he will learn wisdom, and forbear to call either children, or wife, or house, or lands, or wealth, his own.

The arduous penances that have been performed by heroic men obstructing fate for countless years, religious rites and sacrifices of great efficacy and virtue, have been made by time the subject only of narration.

The valiant Prithu traversed the universe, everywhere triumphant over his foes; yet he was blown away, like the light down of the Simmal tree, before the blast of time.

He who was Kārtavīrya subdued innumerable enemies, and conquered the seven zones of the earth; but now he is only the topic of a theme, a subject for affirmation and contradiction.

Fie upon the empire of the sons of Raghu, who triumphed over Daśānana, and extended their sway to the ends of the earth; for was it not consumed in an instant by the frown of the destroyer?

Maṇḍhātri, the emperor of the universe, is embodied only in a legend; and what pious man who hears it will ever be so unwise as to cherish the desire of possession in his soul?

Bhagīratha, Sāgara, Kākutstha, Daśānana, Rāma, Lakṣmana, Yudhisṭhīra, and others, have been. Is it so? Have they ever really existed? Where are they now? We know not!

The powerful kings who now are, or who will be, as I have related them to you, or any others who are unspecified, are all subject to the same fate, and the present and the future will perish and be forgotten, like their predecessors.

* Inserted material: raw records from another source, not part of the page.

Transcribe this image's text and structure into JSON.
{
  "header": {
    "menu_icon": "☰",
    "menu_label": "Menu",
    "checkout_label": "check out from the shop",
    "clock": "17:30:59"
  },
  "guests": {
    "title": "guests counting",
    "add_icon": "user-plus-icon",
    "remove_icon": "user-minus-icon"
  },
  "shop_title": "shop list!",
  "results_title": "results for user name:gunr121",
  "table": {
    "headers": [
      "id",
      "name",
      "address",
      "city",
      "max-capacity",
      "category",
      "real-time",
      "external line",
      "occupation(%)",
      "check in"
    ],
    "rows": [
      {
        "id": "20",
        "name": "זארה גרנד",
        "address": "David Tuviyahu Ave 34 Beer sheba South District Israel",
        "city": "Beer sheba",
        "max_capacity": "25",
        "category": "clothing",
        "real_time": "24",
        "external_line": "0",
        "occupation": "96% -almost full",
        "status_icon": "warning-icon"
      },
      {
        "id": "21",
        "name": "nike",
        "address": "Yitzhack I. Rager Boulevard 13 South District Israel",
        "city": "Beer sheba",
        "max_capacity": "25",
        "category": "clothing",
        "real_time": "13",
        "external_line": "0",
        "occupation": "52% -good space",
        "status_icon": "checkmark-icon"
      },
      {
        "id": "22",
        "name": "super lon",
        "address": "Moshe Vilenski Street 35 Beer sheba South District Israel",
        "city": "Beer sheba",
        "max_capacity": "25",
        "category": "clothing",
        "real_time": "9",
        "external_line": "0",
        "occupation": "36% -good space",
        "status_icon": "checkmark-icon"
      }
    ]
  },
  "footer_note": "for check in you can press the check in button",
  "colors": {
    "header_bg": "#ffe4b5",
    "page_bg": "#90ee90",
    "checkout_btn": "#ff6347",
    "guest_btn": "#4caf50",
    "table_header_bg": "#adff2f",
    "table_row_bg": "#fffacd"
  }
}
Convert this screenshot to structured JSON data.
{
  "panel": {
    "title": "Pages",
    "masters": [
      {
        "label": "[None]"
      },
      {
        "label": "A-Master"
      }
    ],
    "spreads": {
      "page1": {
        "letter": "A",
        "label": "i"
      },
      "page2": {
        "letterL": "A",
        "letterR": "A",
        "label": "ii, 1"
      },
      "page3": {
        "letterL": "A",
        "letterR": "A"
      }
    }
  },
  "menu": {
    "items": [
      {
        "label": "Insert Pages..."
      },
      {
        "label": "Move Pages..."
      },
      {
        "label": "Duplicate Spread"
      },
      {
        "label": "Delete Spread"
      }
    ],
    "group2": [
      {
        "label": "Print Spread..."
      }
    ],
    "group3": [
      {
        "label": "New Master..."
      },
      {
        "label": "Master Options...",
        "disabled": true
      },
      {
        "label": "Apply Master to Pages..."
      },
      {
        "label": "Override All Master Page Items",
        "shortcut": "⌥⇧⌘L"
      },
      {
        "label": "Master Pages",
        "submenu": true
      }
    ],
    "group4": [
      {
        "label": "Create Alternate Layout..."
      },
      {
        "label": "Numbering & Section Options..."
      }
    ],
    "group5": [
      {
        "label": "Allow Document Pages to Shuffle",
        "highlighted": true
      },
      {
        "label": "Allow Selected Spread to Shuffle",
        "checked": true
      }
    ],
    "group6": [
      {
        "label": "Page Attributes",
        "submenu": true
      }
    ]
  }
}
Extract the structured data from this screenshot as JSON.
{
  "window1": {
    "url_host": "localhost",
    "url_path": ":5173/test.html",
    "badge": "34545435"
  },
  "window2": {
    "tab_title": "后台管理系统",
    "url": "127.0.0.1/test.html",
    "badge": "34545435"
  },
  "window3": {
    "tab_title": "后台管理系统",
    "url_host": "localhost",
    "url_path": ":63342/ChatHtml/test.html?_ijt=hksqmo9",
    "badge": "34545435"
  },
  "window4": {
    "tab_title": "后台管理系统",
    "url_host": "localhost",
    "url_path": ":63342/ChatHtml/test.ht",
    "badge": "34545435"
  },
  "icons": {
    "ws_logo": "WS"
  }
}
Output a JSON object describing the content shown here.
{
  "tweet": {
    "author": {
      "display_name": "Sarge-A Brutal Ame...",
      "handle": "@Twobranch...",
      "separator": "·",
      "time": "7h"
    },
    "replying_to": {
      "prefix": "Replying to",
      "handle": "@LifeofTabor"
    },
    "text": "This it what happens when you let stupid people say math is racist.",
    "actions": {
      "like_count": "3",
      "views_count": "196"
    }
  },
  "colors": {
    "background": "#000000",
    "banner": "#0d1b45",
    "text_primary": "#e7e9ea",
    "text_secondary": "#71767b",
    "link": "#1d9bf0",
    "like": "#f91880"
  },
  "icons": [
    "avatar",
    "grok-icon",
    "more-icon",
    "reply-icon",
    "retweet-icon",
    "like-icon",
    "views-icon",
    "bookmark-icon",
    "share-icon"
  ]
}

Aware of this truth, a wise man will never be influenced by the principle of individual appropriation; and regarding them as only transient and temporal possessions, he will not consider children and posterity, lands and property, or whatever else is personal, to be his own.